* **Records for the task**
....

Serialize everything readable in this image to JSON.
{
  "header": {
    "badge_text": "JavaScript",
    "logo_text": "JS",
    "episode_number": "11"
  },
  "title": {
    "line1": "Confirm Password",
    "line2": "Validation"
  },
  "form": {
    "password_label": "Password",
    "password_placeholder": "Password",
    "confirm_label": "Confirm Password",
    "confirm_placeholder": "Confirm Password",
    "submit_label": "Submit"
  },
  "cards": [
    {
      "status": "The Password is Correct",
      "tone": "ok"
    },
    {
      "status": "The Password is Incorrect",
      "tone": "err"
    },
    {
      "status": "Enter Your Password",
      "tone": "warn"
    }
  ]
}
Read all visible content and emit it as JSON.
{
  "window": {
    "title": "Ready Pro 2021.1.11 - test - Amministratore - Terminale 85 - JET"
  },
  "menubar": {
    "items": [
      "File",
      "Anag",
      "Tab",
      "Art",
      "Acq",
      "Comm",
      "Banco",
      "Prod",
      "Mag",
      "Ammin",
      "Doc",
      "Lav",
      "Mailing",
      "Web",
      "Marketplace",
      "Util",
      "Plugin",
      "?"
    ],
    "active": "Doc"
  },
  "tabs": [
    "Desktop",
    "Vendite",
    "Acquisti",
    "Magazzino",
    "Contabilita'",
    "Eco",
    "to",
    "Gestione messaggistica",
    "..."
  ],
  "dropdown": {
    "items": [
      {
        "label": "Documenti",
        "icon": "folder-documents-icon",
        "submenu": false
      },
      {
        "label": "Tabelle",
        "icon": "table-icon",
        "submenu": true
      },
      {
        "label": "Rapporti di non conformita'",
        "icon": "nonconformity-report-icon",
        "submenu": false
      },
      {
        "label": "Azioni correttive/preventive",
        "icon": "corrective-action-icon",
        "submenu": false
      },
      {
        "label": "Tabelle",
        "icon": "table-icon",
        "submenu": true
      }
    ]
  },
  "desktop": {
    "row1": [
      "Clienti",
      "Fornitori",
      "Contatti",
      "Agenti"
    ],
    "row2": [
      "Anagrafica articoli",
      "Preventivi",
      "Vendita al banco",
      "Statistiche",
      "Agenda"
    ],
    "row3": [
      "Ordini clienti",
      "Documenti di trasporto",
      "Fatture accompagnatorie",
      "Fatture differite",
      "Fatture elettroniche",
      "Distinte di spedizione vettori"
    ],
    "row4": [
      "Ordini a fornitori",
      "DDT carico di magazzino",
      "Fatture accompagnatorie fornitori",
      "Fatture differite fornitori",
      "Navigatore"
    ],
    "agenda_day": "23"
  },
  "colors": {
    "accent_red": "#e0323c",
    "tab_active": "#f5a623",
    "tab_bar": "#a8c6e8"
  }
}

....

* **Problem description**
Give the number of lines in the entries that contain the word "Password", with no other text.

* **Exercise output**
8